A civic group tried for years to get the monument to then-Lt. Gen. Walton H. Walker erected in a place where local residents could easily learn how the 8th Army commander led the defense of a critical line around Pusan, the only pocket of South Korea not captured by communist North Korea in its June 25, 1950, invasion of the South.

Walker’s Pusan Perimeter stand during the summer of that year set the stage for Gen. Douglas MacArthur’s dramatic and better-known Inchon Landing near Seoul in September, which cut the North Korean supply lines and allowed United Nations forces to eventually push back the enemy.

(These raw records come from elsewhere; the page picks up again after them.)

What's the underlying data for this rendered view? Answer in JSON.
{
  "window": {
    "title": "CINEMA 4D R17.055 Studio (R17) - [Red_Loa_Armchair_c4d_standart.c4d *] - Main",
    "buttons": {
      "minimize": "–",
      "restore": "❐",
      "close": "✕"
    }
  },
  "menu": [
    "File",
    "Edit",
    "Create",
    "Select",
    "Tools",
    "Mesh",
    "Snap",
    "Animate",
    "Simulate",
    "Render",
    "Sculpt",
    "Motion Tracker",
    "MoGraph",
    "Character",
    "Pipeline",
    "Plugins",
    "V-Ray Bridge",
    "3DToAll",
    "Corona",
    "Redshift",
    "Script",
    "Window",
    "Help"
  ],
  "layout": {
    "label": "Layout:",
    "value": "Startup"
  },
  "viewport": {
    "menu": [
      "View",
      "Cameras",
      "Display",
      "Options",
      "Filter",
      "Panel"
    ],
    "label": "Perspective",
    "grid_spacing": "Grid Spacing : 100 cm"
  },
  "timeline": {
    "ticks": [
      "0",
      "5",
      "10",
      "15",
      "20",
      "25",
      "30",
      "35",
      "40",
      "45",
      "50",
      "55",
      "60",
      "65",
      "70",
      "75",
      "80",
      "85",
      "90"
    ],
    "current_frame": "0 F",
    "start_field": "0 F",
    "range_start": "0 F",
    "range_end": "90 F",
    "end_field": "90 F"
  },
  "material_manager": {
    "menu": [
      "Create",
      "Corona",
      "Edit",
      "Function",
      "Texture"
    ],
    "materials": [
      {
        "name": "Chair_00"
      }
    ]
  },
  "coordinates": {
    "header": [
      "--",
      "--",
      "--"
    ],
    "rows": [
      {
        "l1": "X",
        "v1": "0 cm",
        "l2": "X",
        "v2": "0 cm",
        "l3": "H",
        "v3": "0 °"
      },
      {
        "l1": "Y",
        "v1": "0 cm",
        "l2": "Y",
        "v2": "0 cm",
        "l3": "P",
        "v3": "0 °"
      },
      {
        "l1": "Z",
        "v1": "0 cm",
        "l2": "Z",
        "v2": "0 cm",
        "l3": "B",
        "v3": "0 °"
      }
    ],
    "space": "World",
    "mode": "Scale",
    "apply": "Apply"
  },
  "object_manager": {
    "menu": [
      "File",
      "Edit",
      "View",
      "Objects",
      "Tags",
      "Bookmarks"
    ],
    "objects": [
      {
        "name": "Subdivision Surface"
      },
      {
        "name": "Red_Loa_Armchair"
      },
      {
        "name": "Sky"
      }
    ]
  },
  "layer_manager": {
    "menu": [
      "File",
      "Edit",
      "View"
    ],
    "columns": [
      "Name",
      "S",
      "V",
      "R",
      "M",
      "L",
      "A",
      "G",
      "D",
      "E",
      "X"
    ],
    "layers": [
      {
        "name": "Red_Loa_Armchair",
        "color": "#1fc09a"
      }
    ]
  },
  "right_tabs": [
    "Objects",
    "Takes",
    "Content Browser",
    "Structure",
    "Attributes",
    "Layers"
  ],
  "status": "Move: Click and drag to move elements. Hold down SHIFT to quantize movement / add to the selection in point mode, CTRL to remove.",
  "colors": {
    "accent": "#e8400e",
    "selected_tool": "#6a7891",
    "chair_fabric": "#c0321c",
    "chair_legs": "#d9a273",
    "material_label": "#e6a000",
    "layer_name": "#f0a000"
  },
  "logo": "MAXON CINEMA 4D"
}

After efforts to put the statue in a couple of public places failed, the monument found a home next to 8th Army Headquarters at Yongsan Garrison, where a number of U.S. and South Korean dignitaries gathered Wednesday to uncover the 18-foot-tall, bronze-and-granite statue and to remember “the forgotten general of the forgotten war.”

Suh Jin-sup — chairman of the Republic of Korea-U.S. Alliance Friendship Association that funded the $770,000 project — said Walker “will be remembered by future generations” as the man “who saved the Republic of Korea from an extremely precarious state.”

While only people with base access will be able to visit the monument to Walker for years to come, 8th Army officials pointed out that South Koreans eventually will see it when U.S. military operations are consolidated at Camp Humphreys, south of Seoul, and most of Yongsan Garrison is turned over to the government of South Korea. That move is tentatively scheduled for 2015 or 2016.

Suh said previously he felt Walker was a more important Korean War hero to South Koreans than MacArthur, and he was frustrated that efforts to find a more public home for the statue were unsuccessful.

In 2005, the United Nations Memorial Cemetery in Busan (the new spelling of Pusan) rejected an association request to place the monument there because Walker was more a representative of the U.S. than the U.N.

The group then asked the city of Daegu — home of Camp Walker, a U.S. military base named after the general — but officials there rejected the statue largely because it was during a period of elevated anti-American sentiment on the peninsula related to the 2002 deaths of two South Korean schoolgirls killed by a military vehicle driven by U.S. soldiers.

Ironically, Walker was killed in December of 1950 when his jeep was struck by a South Korean military vehicle near Uijeongbu. He was promoted posthumously to the rank of four-star general.

U.S. Ambassador to South Korea Kathleen Stephens said “Bulldog,” as Walker was known, led by example.

“If necessary, he intended to be the last American standing” if the North Koreans had managed to make their way into Pusan, she said. “We are inspired by his example today.”

“Because Gen. Walker and his soldiers held the line at the Pusan Perimeter,” current 8th Army commander Lt. Gen. Joseph Fil Jr. said, “Korea stands as a model for the world today — a country devastated by war a mere six decades ago is now one of the world’s leading nations.”



A number of dignataries were on hand Wednesday at Yongsan Garrison in South Korea for the unveiling of a statue of Walton H. Walker, the 8th Army commander who is credited with turning the tide of the Korean War early in 1950 by leading his troops in defending Pusan, the only part of South Korea not overrun by North Korean troops at the start of the war. Among those in attendance were Kathleen Stephens, U.S. ambassador to South Korea, second from the left in the front row, and U.S. Forces Korea commander Gen. Walter Sharp, third from the left.